The Federation of Irish Fishermen (FIF) has called on Minister Coveney to reverse the Commission’s proposed cuts in some key Irish stocks at the Fisheries Council in Brussels next week (December 15-16)
“These cuts are neither justified nor warranted and if adopted , will result in 500 to 600 fulltime and part-time jobs losses in the fisheries sector and ancillaries services. The resulting direct and indirect financial losses would be approximately €78 million,” Sean O’Donoghue, FIF chairman has warned.
Fleets in Dunmore East and around the coast will be badly affected if proposed cuts in some fisheries are implemented.

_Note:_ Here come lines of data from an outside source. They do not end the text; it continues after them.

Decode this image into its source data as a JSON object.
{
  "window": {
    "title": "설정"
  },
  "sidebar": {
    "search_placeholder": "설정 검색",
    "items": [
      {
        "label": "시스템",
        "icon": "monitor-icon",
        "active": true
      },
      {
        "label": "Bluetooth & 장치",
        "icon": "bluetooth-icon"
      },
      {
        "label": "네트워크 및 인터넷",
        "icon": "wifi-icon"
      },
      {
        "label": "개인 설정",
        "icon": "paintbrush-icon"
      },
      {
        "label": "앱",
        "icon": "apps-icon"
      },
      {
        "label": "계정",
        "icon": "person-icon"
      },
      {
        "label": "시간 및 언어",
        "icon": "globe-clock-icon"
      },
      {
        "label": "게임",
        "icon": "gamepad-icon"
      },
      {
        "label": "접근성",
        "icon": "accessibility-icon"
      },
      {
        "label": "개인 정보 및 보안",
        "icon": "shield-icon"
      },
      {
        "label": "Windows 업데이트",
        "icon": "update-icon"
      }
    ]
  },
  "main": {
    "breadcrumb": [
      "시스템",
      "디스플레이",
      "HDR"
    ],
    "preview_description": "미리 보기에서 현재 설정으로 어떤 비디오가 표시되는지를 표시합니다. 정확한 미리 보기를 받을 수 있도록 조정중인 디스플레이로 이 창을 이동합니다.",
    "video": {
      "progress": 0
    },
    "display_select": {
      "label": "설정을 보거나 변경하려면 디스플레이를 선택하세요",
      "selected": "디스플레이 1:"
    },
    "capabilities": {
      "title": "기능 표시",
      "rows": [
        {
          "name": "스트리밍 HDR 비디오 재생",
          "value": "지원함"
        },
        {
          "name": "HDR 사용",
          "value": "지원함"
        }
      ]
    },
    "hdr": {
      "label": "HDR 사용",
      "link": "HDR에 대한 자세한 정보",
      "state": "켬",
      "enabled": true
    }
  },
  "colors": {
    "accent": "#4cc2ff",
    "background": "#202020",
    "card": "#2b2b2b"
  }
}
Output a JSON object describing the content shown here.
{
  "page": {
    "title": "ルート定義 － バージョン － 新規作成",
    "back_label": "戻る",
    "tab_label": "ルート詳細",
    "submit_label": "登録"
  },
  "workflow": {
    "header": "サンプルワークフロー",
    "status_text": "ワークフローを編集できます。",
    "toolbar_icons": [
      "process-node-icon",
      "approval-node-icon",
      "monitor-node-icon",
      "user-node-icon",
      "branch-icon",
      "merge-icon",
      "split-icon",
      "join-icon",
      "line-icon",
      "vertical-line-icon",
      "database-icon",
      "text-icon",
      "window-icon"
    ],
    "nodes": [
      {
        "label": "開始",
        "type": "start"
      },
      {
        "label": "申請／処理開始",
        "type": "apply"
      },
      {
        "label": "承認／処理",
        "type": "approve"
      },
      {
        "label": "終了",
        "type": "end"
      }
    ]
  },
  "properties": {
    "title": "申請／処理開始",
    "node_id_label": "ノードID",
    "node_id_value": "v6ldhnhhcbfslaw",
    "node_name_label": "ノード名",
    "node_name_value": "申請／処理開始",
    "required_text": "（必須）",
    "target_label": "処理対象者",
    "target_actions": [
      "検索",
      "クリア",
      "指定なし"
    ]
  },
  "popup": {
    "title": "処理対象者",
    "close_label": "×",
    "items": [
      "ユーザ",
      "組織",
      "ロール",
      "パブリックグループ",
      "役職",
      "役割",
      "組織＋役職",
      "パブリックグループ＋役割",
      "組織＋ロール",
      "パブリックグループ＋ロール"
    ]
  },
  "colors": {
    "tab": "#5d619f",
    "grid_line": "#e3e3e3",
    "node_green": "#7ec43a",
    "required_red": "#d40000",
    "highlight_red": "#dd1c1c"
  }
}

Photo Gillian Mills
FIF does not agree with a number of the Commission’s proposals to reduce fishing opportunities for key stocks in 2015:
” Reductions of 64% in cod and 41% in haddock in the Celtic Sea quota makes no sense, considering the abundance of cod and haddock fishermen are seeing on the ground,” he added.
Such cuts will only result in an increase in regulatory discards to an extraordinary level, which is contrary to the new Common Fisheries Policy,” he added.
A 14% reduction in quota proposed for nephrops (prawns) – Ireland’s second most valuable fishery – “has no basis whatsoever, particularly given that ICES (International Council for the Exploration of the Seas) has clearly advised a small increase. FIF is seeking a rollover of the TAC for this species at a minimum.
Regarding pelagic stocks, the mackerel TAC was agreed at tri-lateral negotiations on November 21 and is set in accordance with the scientific advice at a level the industry supports. Blue whiting is expected to increase by at least 5%.
The FIF however is totally opposed to setting a zero TAC for herring in the North West “as it does not reflect the reality on the fishing grounds or the problems of mixing with an adjacent herring stock.
“This issue is now being actively addressed by ICES and we strongly advocate that [this decision] is postponed until after the ICES benchmark in February,” O’Donoghue stated.
FIF believes the Hague Preferences, which sees Ireland and the UK getting elevated quotas for key species when reductions are proposed, “will be easier to deliver this year in light of the stronger wording in the new CFP.”
FIF will be meeting Minister Coveney and his advisers in Brussels on Sunday night and during the Fisheries Council” to support his endeavours to deliver for Ireland the best deal possible.
“I expect Minister Coveney to deliver on his statement to the Joint Committee on Agriculture, Food and Marine on December 2 that he will not support cuts where additional information is available to inform the decision and where there is a real risk of generating higher discard levels than at present.”